“They're all like, ‘How do you know that?' As long as I've ever known him, it's never been any different. Ever. I don't care if it's the second practice of the day, the day before a game, the day after a game, it's never wavered.”
Smart, by all accounts, was a lock to go No. 2 in last year's NBA Draft. But he passed that up, along with all that goes with it, to return to the Cowboys … to win.
OSU won behind Smart a year ago, finishing 24-9, one game out of first place in the Big 12 standings and advancing to the NCAA Tournament following a two-year absence. But the Cowboys lost in their NCAA opener to Oregon, leaving Smart feeling unfulfilled.
Would he still be wearing orange and black had the Cowboys made a run last March?
“Probably not,” Smart said. “Probably not.”
That's the blessing of last year's early NCAA exit. Smart is back, along with Markel Brown and Le'Bryan Nash and a roster that is both deep and talented.
And he's ready to win — bigger.
“After the Oregon loss, I hold myself accountable and I hold my teammates accountable,” Smart said. “I didn't think I played, that we as a group, as a team, to the best of our ability. We all knew it. We could see it in each other's faces.
“It just leaves a bad tasted in my mouth every time it's mentioned.”
So the Cowboys are out to edit their ending.
Already, the storyline has changed. Under the radar last season, they're ranked No. 8 now as the preseason co-favorite with Kansas in the Big 12.
Smart presses his teammates to win, too.
So if they get a little tired and grumpy, he's there to remind them.
“That's great for this team,” Brown said. “On days when you don't want to play, and Marcus is out there busting his butt, you can't look at him and not do anything about it.
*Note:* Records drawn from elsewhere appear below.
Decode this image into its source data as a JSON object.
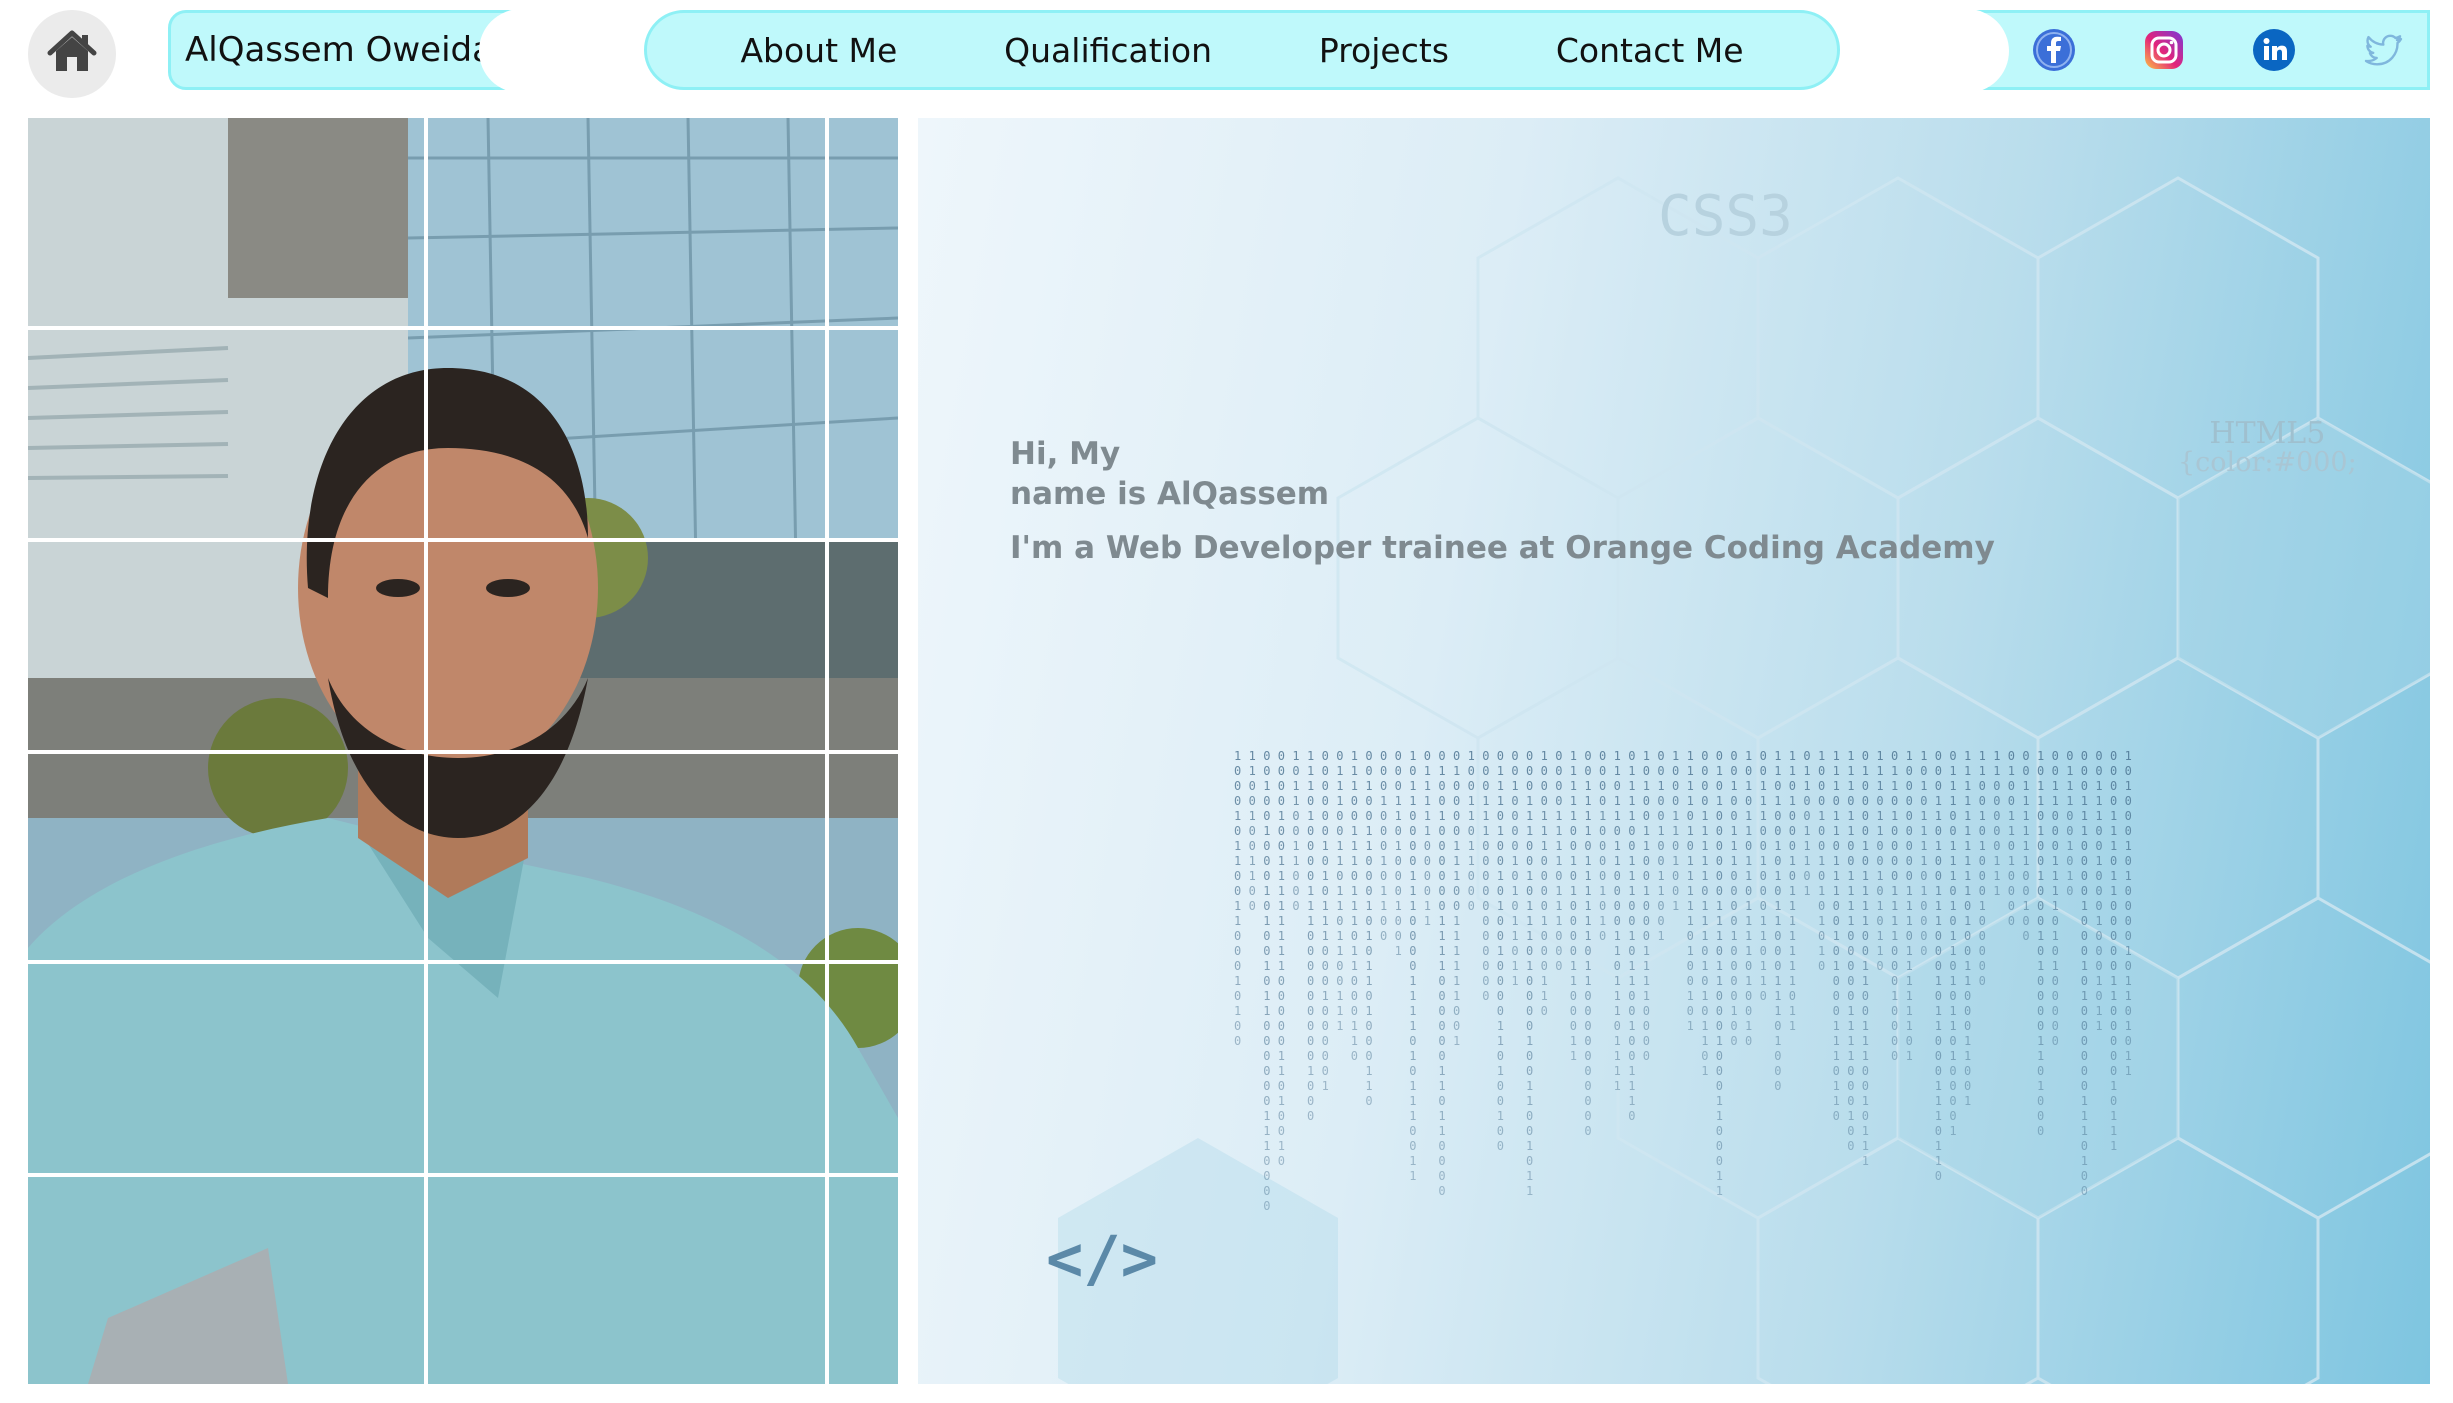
{
  "header": {
    "home_icon": "home-icon",
    "brand": "AlQassem Oweida",
    "nav": [
      {
        "label": "About Me"
      },
      {
        "label": "Qualification"
      },
      {
        "label": "Projects"
      },
      {
        "label": "Contact Me"
      }
    ],
    "social": [
      {
        "icon": "facebook-icon",
        "color": "#3b6fd8"
      },
      {
        "icon": "instagram-icon",
        "color": "#d6298f"
      },
      {
        "icon": "linkedin-icon",
        "color": "#0a66c2"
      },
      {
        "icon": "twitter-icon",
        "color": "#7fb7dd"
      }
    ]
  },
  "hero": {
    "greeting_line1": "Hi, My",
    "greeting_line2": "name is AlQassem",
    "tagline": "I'm a Web Developer trainee at Orange Coding Academy",
    "bg_label_css": "CSS3",
    "bg_label_html": "HTML5",
    "bg_code": "{color:#000;",
    "code_tag": "</>"
  },
  "colors": {
    "accent_bar": "#bff9fb",
    "accent_border": "#8ef0f5",
    "hero_text": "#7f8a90"
  }
}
“Marcus pushes this team to play harder and to stay on his level of competitiveness. That's great for this team and where we need to go.”